• **DIRECTIONS**:
Your answer should be an exact copy of the listing.

• **THE DATA**:
________

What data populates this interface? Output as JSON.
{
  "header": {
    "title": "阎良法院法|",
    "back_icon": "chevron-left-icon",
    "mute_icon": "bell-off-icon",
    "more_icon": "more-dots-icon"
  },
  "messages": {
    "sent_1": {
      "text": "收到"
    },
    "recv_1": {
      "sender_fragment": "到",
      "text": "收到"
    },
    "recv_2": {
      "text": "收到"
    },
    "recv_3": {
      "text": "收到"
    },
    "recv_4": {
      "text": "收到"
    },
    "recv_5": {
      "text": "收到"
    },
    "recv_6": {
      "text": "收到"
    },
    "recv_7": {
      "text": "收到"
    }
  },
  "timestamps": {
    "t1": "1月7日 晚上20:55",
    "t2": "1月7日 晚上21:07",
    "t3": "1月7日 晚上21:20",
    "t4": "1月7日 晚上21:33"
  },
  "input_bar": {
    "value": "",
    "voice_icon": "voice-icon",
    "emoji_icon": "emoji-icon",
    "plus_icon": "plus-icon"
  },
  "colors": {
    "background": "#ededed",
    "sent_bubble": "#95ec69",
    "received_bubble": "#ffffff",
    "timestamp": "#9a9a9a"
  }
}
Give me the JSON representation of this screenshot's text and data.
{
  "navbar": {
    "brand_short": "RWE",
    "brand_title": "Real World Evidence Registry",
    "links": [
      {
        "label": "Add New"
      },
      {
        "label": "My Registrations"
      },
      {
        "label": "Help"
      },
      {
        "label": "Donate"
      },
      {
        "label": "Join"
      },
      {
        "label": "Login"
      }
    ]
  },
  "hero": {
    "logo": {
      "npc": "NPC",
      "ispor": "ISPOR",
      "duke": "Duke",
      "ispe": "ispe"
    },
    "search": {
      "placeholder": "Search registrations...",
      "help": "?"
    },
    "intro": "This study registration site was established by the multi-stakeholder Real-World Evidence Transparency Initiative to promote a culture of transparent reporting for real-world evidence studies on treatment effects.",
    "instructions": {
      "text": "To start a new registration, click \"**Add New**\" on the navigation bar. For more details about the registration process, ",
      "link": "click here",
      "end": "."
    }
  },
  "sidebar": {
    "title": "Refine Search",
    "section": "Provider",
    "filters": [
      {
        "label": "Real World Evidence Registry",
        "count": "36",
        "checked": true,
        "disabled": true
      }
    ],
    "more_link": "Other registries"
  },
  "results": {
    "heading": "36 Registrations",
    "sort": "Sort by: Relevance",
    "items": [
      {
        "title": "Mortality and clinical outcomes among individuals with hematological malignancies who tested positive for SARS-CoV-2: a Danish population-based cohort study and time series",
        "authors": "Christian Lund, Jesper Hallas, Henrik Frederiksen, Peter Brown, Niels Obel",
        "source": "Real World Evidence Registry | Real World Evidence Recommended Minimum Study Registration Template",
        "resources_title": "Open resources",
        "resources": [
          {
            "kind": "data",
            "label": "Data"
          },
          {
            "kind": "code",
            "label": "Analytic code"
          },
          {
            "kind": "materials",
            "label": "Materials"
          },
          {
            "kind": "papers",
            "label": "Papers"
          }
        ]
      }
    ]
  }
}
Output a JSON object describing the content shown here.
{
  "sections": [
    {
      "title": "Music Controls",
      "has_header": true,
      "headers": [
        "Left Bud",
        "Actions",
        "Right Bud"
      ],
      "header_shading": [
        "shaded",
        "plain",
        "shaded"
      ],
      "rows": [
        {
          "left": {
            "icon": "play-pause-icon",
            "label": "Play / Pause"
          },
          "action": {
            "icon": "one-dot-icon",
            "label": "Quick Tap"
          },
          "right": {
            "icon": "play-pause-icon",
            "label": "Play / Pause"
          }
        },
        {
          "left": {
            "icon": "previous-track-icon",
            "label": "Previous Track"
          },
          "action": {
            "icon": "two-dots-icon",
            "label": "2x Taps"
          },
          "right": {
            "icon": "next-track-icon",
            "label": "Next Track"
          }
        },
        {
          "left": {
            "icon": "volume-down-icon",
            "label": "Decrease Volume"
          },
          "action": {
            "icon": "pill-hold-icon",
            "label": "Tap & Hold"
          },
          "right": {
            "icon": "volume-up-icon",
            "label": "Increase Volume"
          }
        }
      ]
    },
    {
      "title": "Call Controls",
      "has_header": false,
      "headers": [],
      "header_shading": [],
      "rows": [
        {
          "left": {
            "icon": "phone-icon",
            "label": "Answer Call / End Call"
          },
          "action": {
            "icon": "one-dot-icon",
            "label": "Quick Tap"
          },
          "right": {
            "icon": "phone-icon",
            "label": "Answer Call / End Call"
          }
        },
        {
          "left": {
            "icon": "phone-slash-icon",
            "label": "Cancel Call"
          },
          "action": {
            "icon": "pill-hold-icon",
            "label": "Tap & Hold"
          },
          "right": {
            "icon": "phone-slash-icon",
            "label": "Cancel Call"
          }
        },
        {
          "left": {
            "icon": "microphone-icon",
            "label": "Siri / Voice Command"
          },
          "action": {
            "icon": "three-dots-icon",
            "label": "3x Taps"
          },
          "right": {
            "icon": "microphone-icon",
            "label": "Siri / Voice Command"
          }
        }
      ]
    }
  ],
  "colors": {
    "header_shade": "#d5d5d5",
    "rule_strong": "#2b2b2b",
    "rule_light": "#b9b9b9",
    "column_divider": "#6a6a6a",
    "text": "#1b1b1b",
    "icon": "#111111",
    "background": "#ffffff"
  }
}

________

• **YOUR SOLUTION**:
What data populates this interface? Output as JSON.
{
  "header": {
    "title": "阎良法院法|",
    "back_icon": "chevron-left-icon",
    "mute_icon": "bell-off-icon",
    "more_icon": "more-dots-icon"
  },
  "messages": {
    "sent_1": {
      "text": "收到"
    },
    "recv_1": {
      "sender_fragment": "到",
      "text": "收到"
    },
    "recv_2": {
      "text": "收到"
    },
    "recv_3": {
      "text": "收到"
    },
    "recv_4": {
      "text": "收到"
    },
    "recv_5": {
      "text": "收到"
    },
    "recv_6": {
      "text": "收到"
    },
    "recv_7": {
      "text": "收到"
    }
  },
  "timestamps": {
    "t1": "1月7日 晚上20:55",
    "t2": "1月7日 晚上21:07",
    "t3": "1月7日 晚上21:20",
    "t4": "1月7日 晚上21:33"
  },
  "input_bar": {
    "value": "",
    "voice_icon": "voice-icon",
    "emoji_icon": "emoji-icon",
    "plus_icon": "plus-icon"
  },
  "colors": {
    "background": "#ededed",
    "sent_bubble": "#95ec69",
    "received_bubble": "#ffffff",
    "timestamp": "#9a9a9a"
  }
}
Give me the JSON representation of this screenshot's text and data.
{
  "navbar": {
    "brand_short": "RWE",
    "brand_title": "Real World Evidence Registry",
    "links": [
      {
        "label": "Add New"
      },
      {
        "label": "My Registrations"
      },
      {
        "label": "Help"
      },
      {
        "label": "Donate"
      },
      {
        "label": "Join"
      },
      {
        "label": "Login"
      }
    ]
  },
  "hero": {
    "logo": {
      "npc": "NPC",
      "ispor": "ISPOR",
      "duke": "Duke",
      "ispe": "ispe"
    },
    "search": {
      "placeholder": "Search registrations...",
      "help": "?"
    },
    "intro": "This study registration site was established by the multi-stakeholder Real-World Evidence Transparency Initiative to promote a culture of transparent reporting for real-world evidence studies on treatment effects.",
    "instructions": {
      "text": "To start a new registration, click \"**Add New**\" on the navigation bar. For more details about the registration process, ",
      "link": "click here",
      "end": "."
    }
  },
  "sidebar": {
    "title": "Refine Search",
    "section": "Provider",
    "filters": [
      {
        "label": "Real World Evidence Registry",
        "count": "36",
        "checked": true,
        "disabled": true
      }
    ],
    "more_link": "Other registries"
  },
  "results": {
    "heading": "36 Registrations",
    "sort": "Sort by: Relevance",
    "items": [
      {
        "title": "Mortality and clinical outcomes among individuals with hematological malignancies who tested positive for SARS-CoV-2: a Danish population-based cohort study and time series",
        "authors": "Christian Lund, Jesper Hallas, Henrik Frederiksen, Peter Brown, Niels Obel",
        "source": "Real World Evidence Registry | Real World Evidence Recommended Minimum Study Registration Template",
        "resources_title": "Open resources",
        "resources": [
          {
            "kind": "data",
            "label": "Data"
          },
          {
            "kind": "code",
            "label": "Analytic code"
          },
          {
            "kind": "materials",
            "label": "Materials"
          },
          {
            "kind": "papers",
            "label": "Papers"
          }
        ]
      }
    ]
  }
}
Output a JSON object describing the content shown here.
{
  "sections": [
    {
      "title": "Music Controls",
      "has_header": true,
      "headers": [
        "Left Bud",
        "Actions",
        "Right Bud"
      ],
      "header_shading": [
        "shaded",
        "plain",
        "shaded"
      ],
      "rows": [
        {
          "left": {
            "icon": "play-pause-icon",
            "label": "Play / Pause"
          },
          "action": {
            "icon": "one-dot-icon",
            "label": "Quick Tap"
          },
          "right": {
            "icon": "play-pause-icon",
            "label": "Play / Pause"
          }
        },
        {
          "left": {
            "icon": "previous-track-icon",
            "label": "Previous Track"
          },
          "action": {
            "icon": "two-dots-icon",
            "label": "2x Taps"
          },
          "right": {
            "icon": "next-track-icon",
            "label": "Next Track"
          }
        },
        {
          "left": {
            "icon": "volume-down-icon",
            "label": "Decrease Volume"
          },
          "action": {
            "icon": "pill-hold-icon",
            "label": "Tap & Hold"
          },
          "right": {
            "icon": "volume-up-icon",
            "label": "Increase Volume"
          }
        }
      ]
    },
    {
      "title": "Call Controls",
      "has_header": false,
      "headers": [],
      "header_shading": [],
      "rows": [
        {
          "left": {
            "icon": "phone-icon",
            "label": "Answer Call / End Call"
          },
          "action": {
            "icon": "one-dot-icon",
            "label": "Quick Tap"
          },
          "right": {
            "icon": "phone-icon",
            "label": "Answer Call / End Call"
          }
        },
        {
          "left": {
            "icon": "phone-slash-icon",
            "label": "Cancel Call"
          },
          "action": {
            "icon": "pill-hold-icon",
            "label": "Tap & Hold"
          },
          "right": {
            "icon": "phone-slash-icon",
            "label": "Cancel Call"
          }
        },
        {
          "left": {
            "icon": "microphone-icon",
            "label": "Siri / Voice Command"
          },
          "action": {
            "icon": "three-dots-icon",
            "label": "3x Taps"
          },
          "right": {
            "icon": "microphone-icon",
            "label": "Siri / Voice Command"
          }
        }
      ]
    }
  ],
  "colors": {
    "header_shade": "#d5d5d5",
    "rule_strong": "#2b2b2b",
    "rule_light": "#b9b9b9",
    "column_divider": "#6a6a6a",
    "text": "#1b1b1b",
    "icon": "#111111",
    "background": "#ffffff"
  }
}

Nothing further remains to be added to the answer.